Microsoft will start automatically pumping out its first service packs for the Office 2007 suite next month.
The software giant said in a statement late yesterday that it plans to stagger automatic updates and has earmarked 16 June* as the big day when distribution will begin.
Office 2007 service pack one (SP1) was released as a manual download in December last year. Exchange SP1 and Sharepoint SP1 also landed late 2007.
System administrators and ordinary folk who couldn't be bothered with the hassle of manually installing the service packs on their machines will, from mid-June, see the updates pushed out automatically.
There is one caveat, however: customers will need to have Microsoft Update (MU) installed and the automatic downloading feature turned on first.

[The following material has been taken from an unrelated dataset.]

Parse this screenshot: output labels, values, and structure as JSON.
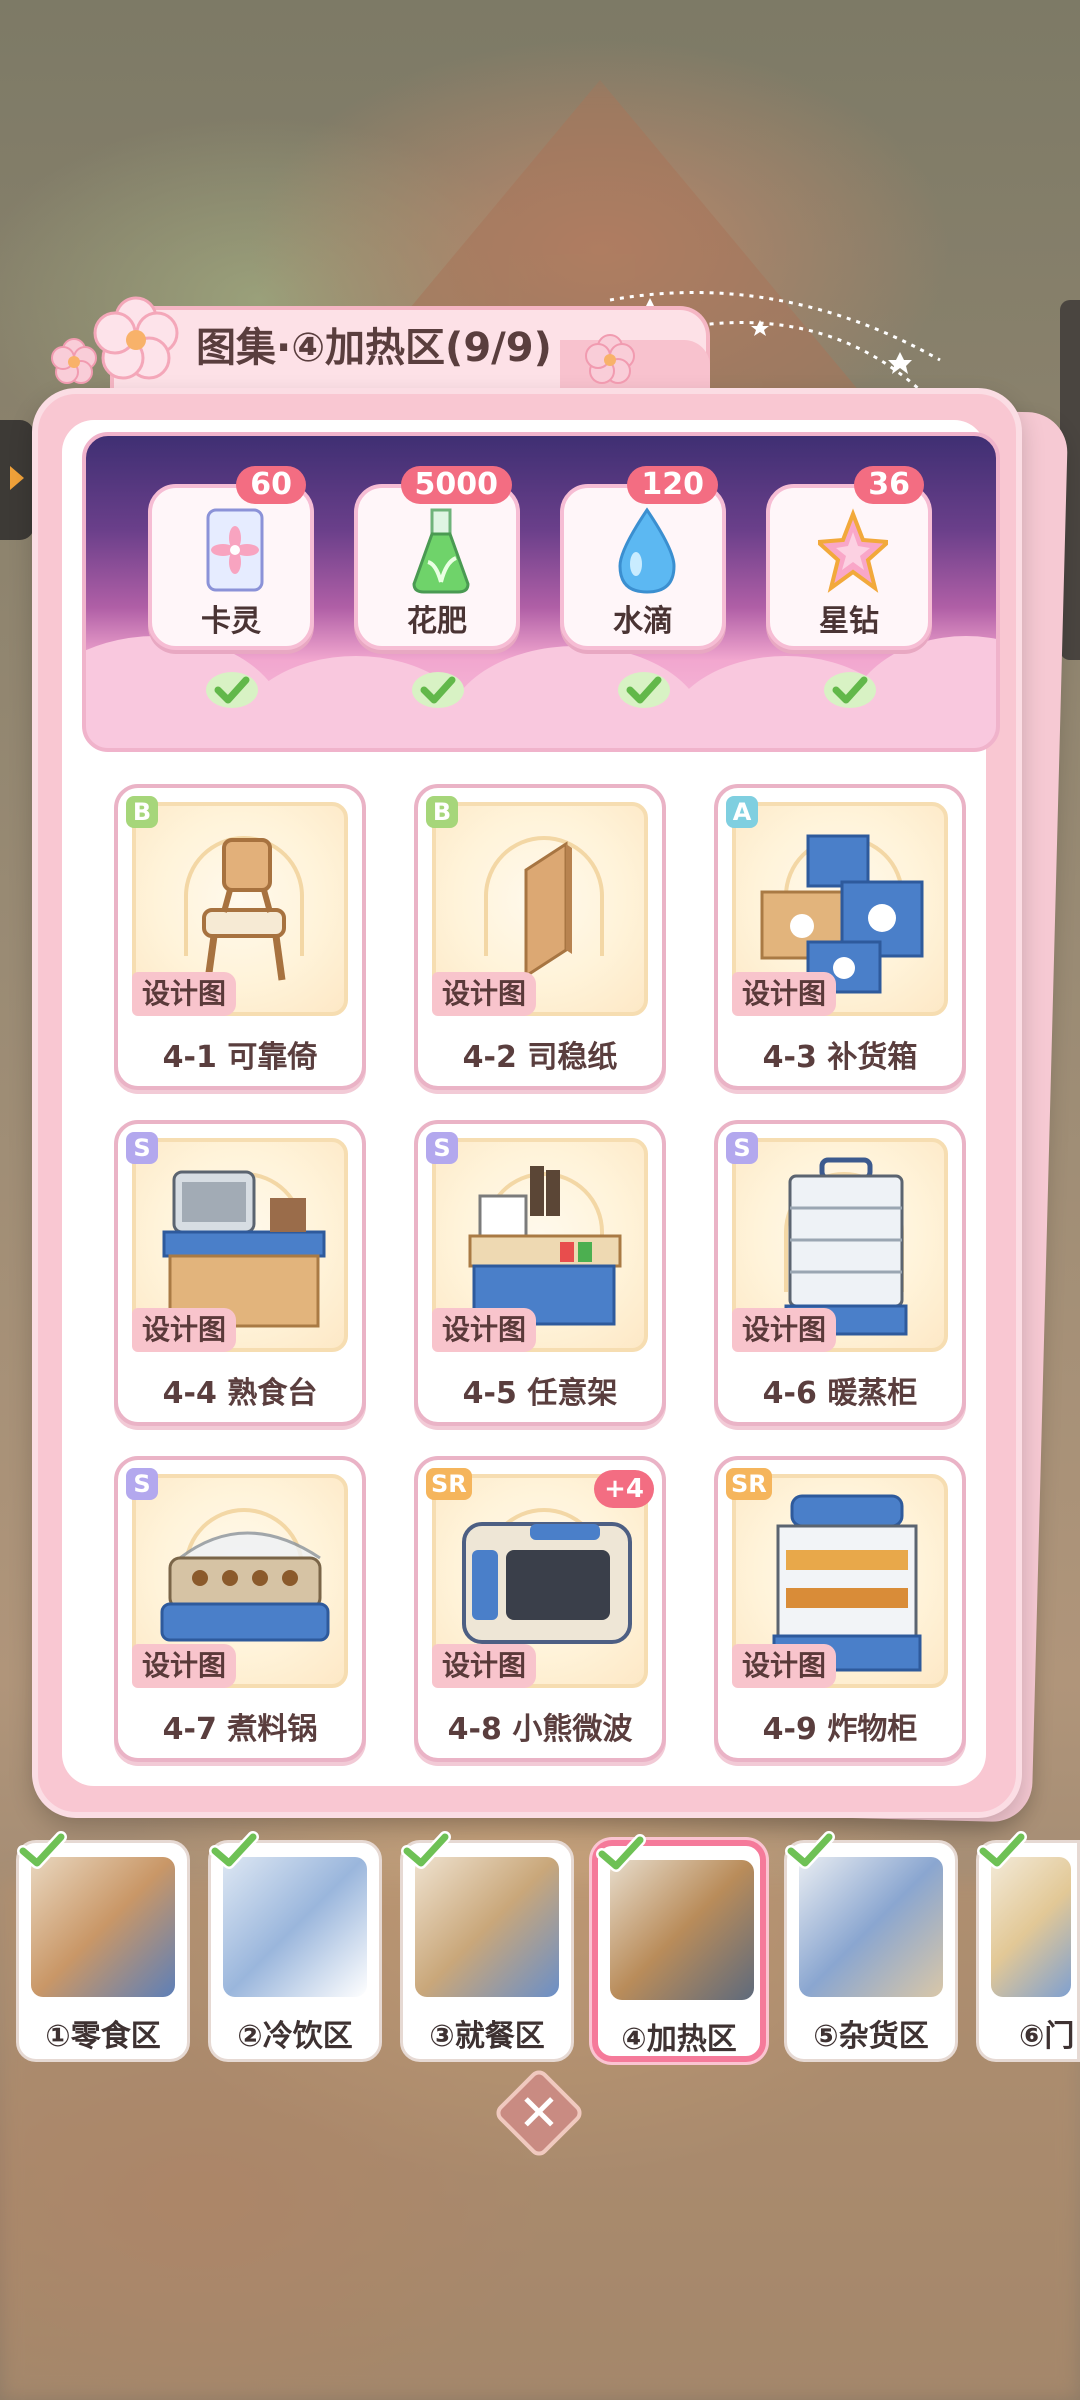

Microsoft said in a statement: "Today we are providing our customers more than 30 days advance notice that SP1 for the 2007 Microsoft Office system, which was made available to the public on 11 December, 2007, will be released via MU automatic distribution beginning 16 June, 2008.

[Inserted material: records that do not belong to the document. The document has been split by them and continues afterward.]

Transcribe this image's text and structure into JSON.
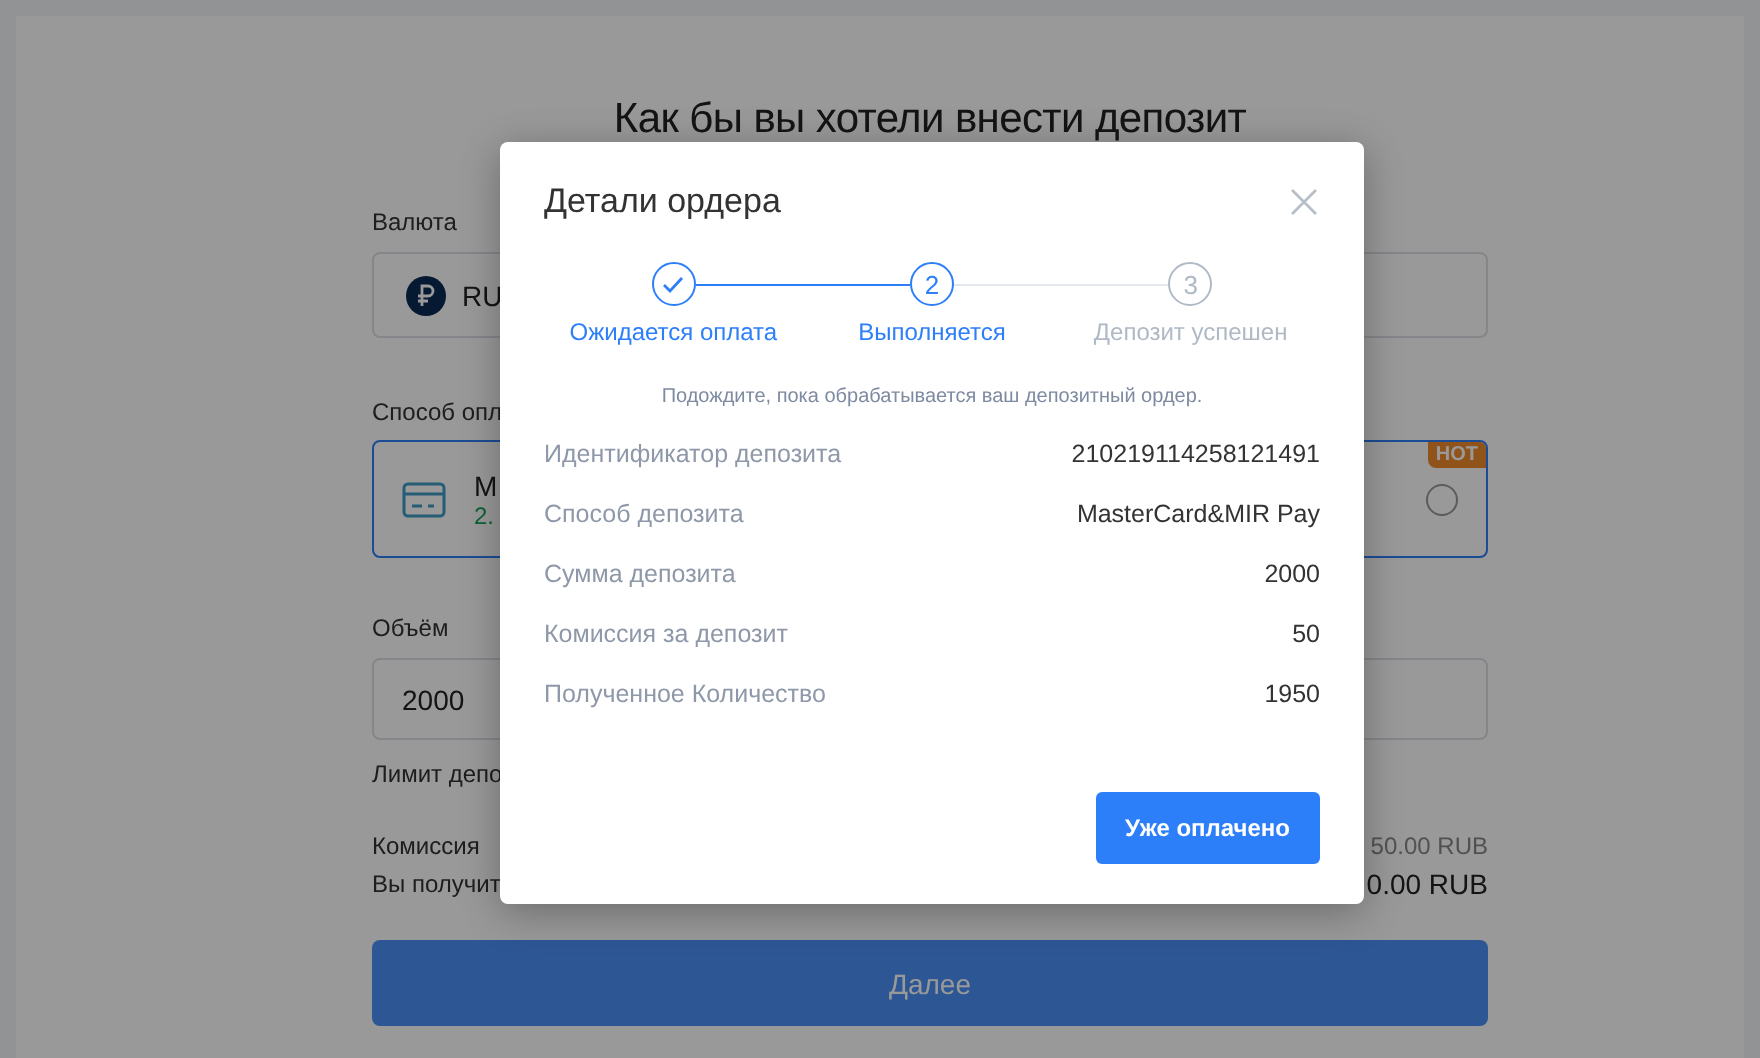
{
  "page": {
    "title": "Как бы вы хотели внести депозит",
    "currency": {
      "label": "Валюта",
      "value": "RU"
    },
    "method": {
      "label": "Способ опл",
      "option": {
        "name": "M",
        "sub": "2.",
        "badge": "HOT",
        "selected": true
      }
    },
    "amount": {
      "label": "Объём",
      "value": "2000",
      "limit": "Лимит депо"
    },
    "fee": {
      "label": "Комиссия",
      "value": "50.00 RUB"
    },
    "receive": {
      "label": "Вы получит",
      "value": "0.00 RUB"
    },
    "next_button": "Далее"
  },
  "modal": {
    "title": "Детали ордера",
    "steps": [
      {
        "label": "Ожидается оплата",
        "kind": "done"
      },
      {
        "number": "2",
        "label": "Выполняется",
        "kind": "active"
      },
      {
        "number": "3",
        "label": "Депозит успешен",
        "kind": "pending"
      }
    ],
    "note": "Подождите, пока обрабатывается ваш депозитный ордер.",
    "details": [
      {
        "label": "Идентификатор депозита",
        "value": "210219114258121491"
      },
      {
        "label": "Способ депозита",
        "value": "MasterCard&MIR Pay"
      },
      {
        "label": "Сумма депозита",
        "value": "2000"
      },
      {
        "label": "Комиссия за депозит",
        "value": "50"
      },
      {
        "label": "Полученное Количество",
        "value": "1950"
      }
    ],
    "button": "Уже оплачено"
  }
}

"This means that those customers who have not already installed SP1 and that have chosen to receive updates automatically will start to receive the service pack as early as 16 June. The distribution through MU is a gradual process and so not every customer will see the service pack on 16 June."
In December, Microsoft Office boss Reed Shaffner admitted that customers had been hacked off with the amount of crashes experienced with the first release of Office 2007, which initially failed to capture the market in the way Redmond had anticipated.

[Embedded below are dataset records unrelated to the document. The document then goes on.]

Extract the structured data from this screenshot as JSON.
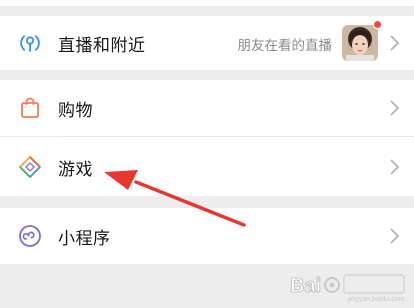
{
  "menu": {
    "live": {
      "label": "直播和附近",
      "subtitle": "朋友在看的直播"
    },
    "shopping": {
      "label": "购物"
    },
    "games": {
      "label": "游戏"
    },
    "mini_programs": {
      "label": "小程序"
    }
  },
  "icons": {
    "live": "live-nearby-icon",
    "shopping": "shopping-bag-icon",
    "games": "games-diamond-icon",
    "mini_programs": "mini-program-icon",
    "chevron": "chevron-right-icon"
  },
  "watermark": {
    "brand": "Bai",
    "sub": "jingyan.baidu.com"
  },
  "colors": {
    "live_icon": "#3d8ee8",
    "shopping_icon": "#f07d5a",
    "mini_program_icon": "#7a6de0",
    "arrow": "#e8372f"
  }
}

Shaffner said at the time that the company hoped SP1 would help "accelerate adoption" of the product that was first released over a year ago somewhat in the shadow of the firm's late-arriving, unloved Windows Vista operating system. ®
* For all you interested pop-pickers out there, that date is 31 years to the day that Larry Ellison and pals incorporated Oracle Corporation in California as Software Development Laboratories.